‘Not acceptable’: DC attorney general seeks overhaul of agency tasked with rehabilitating youth offenders

The vast majority of young people committed to D.C.’s Department of Youth Rehabilitative Services end up getting arrested again, according to a 2022 study of the juvenile justice system in the District.

Attorney General Brian Schwalb rolled out legislation Tuesday aiming to change that.

It’s called the Recidivism Reduction, Oversight, and Accountability for DYRS Act, or the “ROAD Act,” and it comes amid growing concern in recent years over juvenile crime.

“More and more young people are committing violent offenses — carjackings, robbery, gun crimes, homicides — and they’re committing offenses at younger ages. And while it’s a relatively small number of young people who are engaged in criminal behavior, that small group is causing a disproportionate amount of harm,” Schwalb said during a Tuesday news conference.

In the most serious criminal convictions, young people can be sent to the D.C. Youth Services Center, essentially a jail-like facility, in Northeast. They can also be released to parental supervision or assigned to a bed at what’s referred to as a “shelter home.”
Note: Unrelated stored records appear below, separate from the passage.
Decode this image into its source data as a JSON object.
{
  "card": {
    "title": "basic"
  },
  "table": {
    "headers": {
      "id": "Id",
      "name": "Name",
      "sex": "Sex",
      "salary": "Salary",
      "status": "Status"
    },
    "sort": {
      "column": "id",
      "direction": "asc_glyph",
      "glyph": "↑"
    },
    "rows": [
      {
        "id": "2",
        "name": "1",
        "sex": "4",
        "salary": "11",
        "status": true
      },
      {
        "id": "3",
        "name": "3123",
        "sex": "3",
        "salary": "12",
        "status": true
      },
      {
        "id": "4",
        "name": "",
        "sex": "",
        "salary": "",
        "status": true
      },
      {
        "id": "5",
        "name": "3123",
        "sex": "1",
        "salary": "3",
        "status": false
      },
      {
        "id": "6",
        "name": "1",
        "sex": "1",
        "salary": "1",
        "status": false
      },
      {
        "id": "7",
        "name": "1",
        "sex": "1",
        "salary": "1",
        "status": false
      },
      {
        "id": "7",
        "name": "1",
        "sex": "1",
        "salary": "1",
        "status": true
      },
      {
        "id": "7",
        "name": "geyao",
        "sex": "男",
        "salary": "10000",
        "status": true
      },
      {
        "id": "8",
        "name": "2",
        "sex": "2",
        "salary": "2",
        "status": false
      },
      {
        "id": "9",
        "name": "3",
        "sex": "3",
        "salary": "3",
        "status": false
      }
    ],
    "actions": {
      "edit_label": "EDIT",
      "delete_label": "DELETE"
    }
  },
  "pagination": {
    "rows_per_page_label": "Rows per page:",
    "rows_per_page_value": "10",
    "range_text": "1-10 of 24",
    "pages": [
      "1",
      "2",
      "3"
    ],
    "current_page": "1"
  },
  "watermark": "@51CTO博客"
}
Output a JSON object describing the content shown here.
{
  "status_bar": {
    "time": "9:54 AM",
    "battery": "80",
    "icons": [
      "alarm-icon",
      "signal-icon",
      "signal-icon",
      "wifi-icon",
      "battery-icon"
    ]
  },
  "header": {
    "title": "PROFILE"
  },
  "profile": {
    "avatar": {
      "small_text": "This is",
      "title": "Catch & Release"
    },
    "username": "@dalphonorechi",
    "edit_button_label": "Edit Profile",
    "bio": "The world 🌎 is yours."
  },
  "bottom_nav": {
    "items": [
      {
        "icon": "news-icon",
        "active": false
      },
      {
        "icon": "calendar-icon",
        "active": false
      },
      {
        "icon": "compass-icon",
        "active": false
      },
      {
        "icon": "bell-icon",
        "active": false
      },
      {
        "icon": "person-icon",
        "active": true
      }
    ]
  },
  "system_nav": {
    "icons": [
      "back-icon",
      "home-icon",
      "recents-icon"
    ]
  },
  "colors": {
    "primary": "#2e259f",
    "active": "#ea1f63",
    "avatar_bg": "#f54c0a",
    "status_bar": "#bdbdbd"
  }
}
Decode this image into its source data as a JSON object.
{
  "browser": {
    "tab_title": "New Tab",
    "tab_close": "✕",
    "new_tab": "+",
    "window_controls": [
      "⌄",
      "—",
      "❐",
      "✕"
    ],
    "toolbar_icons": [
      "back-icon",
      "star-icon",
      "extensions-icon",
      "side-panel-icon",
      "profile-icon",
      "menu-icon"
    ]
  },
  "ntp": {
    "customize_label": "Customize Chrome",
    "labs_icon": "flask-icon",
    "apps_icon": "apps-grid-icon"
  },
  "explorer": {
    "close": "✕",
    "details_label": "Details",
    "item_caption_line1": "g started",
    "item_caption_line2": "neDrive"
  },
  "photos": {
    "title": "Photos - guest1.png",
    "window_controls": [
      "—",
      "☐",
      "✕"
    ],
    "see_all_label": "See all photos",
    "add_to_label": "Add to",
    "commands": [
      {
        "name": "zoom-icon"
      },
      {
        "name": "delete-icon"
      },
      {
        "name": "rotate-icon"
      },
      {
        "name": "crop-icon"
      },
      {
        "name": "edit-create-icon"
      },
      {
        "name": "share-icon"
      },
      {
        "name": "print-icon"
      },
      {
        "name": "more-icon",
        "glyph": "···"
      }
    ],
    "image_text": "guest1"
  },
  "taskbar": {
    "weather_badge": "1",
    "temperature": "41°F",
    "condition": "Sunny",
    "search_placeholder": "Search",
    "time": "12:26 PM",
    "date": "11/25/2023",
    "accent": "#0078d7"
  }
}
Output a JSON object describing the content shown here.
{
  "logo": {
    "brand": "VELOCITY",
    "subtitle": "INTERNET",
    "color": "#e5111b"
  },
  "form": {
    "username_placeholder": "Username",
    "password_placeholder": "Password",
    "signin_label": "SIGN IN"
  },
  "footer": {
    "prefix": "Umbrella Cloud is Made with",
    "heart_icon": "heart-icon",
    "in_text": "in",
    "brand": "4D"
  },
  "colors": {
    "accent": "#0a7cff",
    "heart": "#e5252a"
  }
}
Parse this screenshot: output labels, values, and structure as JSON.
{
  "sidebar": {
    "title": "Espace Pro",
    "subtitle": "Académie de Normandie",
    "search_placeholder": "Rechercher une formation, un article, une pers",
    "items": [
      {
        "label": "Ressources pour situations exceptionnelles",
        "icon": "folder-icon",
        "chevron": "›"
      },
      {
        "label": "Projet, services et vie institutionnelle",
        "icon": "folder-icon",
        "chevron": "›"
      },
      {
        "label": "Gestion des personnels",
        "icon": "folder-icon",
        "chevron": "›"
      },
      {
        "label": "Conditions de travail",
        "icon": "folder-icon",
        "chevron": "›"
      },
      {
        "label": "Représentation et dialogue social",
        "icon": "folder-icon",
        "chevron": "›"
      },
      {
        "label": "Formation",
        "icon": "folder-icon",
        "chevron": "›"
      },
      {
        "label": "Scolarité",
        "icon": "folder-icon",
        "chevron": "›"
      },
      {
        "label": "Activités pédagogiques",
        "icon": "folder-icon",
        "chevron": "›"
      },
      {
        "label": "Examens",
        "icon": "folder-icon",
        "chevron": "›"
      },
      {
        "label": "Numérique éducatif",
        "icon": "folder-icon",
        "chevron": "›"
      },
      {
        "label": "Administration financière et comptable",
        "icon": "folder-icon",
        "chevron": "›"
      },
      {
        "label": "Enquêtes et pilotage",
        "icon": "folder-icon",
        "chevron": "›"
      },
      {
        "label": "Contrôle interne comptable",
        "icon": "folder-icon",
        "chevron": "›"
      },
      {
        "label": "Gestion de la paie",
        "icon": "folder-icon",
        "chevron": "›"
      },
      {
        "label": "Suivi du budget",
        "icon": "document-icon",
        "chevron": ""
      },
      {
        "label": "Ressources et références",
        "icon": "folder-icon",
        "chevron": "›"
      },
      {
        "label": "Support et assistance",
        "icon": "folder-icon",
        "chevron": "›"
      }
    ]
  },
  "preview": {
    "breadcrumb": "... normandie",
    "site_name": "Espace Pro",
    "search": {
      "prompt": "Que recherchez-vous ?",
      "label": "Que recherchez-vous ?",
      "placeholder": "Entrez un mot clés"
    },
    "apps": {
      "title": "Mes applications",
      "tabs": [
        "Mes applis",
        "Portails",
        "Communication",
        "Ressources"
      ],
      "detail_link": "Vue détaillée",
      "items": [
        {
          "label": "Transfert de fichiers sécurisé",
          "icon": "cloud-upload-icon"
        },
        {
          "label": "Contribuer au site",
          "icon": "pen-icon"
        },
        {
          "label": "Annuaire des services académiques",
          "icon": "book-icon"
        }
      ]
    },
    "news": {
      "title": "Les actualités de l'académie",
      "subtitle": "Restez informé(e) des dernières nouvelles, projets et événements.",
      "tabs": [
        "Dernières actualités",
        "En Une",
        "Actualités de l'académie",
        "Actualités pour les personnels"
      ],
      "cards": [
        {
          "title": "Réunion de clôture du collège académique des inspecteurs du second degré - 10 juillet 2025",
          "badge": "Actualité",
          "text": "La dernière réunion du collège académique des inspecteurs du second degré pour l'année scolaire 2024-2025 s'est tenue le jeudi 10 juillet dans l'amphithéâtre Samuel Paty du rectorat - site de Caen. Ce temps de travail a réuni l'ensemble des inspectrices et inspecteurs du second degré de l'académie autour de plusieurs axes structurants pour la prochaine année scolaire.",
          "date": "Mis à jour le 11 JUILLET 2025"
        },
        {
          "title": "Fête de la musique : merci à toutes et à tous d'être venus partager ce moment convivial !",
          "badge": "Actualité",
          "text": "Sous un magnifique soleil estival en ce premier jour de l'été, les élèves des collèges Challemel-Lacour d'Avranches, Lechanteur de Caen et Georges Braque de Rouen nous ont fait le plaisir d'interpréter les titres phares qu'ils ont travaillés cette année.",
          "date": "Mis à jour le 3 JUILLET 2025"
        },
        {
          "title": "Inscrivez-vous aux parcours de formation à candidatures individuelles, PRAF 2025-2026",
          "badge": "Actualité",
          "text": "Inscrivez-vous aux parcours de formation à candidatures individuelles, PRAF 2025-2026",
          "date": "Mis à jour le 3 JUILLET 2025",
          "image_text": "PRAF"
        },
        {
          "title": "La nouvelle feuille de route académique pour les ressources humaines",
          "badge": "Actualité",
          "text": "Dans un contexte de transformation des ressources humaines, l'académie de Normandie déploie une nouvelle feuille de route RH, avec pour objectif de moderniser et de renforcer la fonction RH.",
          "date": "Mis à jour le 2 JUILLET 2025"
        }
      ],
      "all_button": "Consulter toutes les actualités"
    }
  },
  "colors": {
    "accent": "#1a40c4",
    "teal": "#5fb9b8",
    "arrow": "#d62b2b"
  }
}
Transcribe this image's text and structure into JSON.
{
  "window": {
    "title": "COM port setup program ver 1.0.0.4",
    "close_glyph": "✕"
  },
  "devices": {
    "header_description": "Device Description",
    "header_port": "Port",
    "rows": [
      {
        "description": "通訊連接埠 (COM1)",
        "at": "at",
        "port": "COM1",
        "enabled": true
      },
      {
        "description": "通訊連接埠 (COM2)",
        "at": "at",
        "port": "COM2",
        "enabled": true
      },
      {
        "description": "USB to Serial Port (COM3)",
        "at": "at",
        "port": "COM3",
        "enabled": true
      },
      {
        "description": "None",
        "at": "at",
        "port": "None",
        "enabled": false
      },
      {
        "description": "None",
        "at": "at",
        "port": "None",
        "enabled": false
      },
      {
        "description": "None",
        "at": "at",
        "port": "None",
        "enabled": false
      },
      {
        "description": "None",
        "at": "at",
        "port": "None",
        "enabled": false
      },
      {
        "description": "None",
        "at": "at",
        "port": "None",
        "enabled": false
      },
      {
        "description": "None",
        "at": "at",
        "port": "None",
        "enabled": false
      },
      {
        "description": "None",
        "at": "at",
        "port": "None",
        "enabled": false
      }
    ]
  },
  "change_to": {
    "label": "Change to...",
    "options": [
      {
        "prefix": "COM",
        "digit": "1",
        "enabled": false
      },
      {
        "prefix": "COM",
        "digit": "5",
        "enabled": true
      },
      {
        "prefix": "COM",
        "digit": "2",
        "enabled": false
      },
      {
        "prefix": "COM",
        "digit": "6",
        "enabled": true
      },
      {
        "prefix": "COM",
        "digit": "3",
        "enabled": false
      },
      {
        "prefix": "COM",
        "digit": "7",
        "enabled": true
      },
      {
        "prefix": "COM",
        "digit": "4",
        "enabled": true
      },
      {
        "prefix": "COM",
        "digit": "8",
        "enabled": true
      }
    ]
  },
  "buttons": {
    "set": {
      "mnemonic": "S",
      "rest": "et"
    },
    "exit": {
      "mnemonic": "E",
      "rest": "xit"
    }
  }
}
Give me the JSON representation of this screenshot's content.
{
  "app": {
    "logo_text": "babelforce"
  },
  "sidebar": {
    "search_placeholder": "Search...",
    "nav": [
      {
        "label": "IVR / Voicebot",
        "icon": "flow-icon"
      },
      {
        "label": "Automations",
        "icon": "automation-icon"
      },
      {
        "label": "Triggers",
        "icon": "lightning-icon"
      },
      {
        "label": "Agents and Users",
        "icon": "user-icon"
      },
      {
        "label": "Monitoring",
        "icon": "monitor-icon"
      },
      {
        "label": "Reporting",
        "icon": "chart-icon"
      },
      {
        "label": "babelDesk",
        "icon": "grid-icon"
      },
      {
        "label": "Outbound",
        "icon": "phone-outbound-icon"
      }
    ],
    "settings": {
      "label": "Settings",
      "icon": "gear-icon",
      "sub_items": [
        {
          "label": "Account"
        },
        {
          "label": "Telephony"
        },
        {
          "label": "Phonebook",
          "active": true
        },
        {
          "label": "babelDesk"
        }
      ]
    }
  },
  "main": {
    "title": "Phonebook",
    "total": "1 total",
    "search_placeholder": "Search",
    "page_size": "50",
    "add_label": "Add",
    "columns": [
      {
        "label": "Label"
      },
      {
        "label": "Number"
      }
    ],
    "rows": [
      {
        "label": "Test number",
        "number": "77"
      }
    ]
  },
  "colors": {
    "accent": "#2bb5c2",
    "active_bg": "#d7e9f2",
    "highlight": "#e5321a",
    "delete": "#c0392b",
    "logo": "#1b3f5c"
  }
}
“From then on, DYRS is responsible for providing effective supervision and intervention to youth in their custody and reducing the likelihood that they will reoffend,” Schwalb’s office said in a news release.

But the most recent city data shows that as more young people enter D.C.’s juvenile justice system, the department has been failing in that regard.

According to the last comprehensive study from the Mayor’s Criminal Justice Coordinating Council, nearly 93% of young people committed to the department’s care are rearrested. Nearly half are convicted of a new offense.

“Almost every single one of the kids committed to DYRS care gets arrested again. That is not acceptable,” Schwalb said. “These recidivism rates are not acceptable. Reducing recidivism is an essential part of a comprehensive public safety strategy.”

Schwalb said “swift and certain consequences” are critical in deterring crime and changing behavior in young people, and that the department isn’t getting it right.

According to the department’s own performance plan for fiscal year 2024, issued in December and cited by Schwalb on Tuesday, less than half of committed youths have a case plan within 90 days of being committed to DYRS custody.

“Three months to develop a treatment plan, much less implement one, is not acceptable,” Schwalb said. “Meaningful intervention needs to happen right away, not months down the road.”

Rectifying that is the first goal of Schwalb’s “ROAD Act.”

The legislation requires the department to quickly develop and implement an individualized rehabilitation plan for every young person committed to its custody. It also bolsters the court’s authority to step in if the department has not followed through on a young person’s rehabilitation plan.

Lastly, the law would provide for permanent, independent oversight of DYRS.

The legislation goes far beyond Mayor Muriel Bowser’s emergency declaration in November, which was made with the goal of procuring more beds at youth shelter homes around the city. A shortage of those beds was the focus of a recent court battle, with lawyers representing a teenage girl pressing for a judge to hold the city in civil contempt because of a lack of shelter beds.

In the girl’s case, she was locked up at the D.C. Youth Services Center for five days — even though she was supposed to be released to a shelter home. Eventually, she was released to home custody, but it was revealed in court the girl was routinely violating the terms of her release.

Just days before the mayor’s emergency declaration, Council member Trayon White sounded the alarm on poor living conditions in the D.C. Youth Services Center. White said the jail-like facility for D.C.’s youth doesn’t have enough hygiene products, doesn’t provide enough education and isn’t sufficiently staffed.

“There are a lot of security and safety concerns here, and I’ve only been here three hours,” White said during his November visit. “So I can imagine what’s going on at nighttime.”

Schwalb’s sweeping bill needs D.C. Council approval and the mayor’s signature to take effect.

WTOP’s Mike Murillo and Scott Gelman contributed to this report.

Get breaking news and daily headlines delivered to your email inbox by signing up here.

© 2024 WTOP. All Rights Reserved. This website is not intended for users located within the European Economic Area.

Thomas Robertson

Thomas Robertson is an Associate Producer and Web Writer/Editor at WTOP. After graduating in 2019 from James Madison University, Thomas moved away from Virginia for the first time in his life to cover the local government beat for a small daily newspaper in Zanesville, Ohio.

Federal News Network Logo
Log in to your WTOP account for notifications and alerts customized for you.

Sign up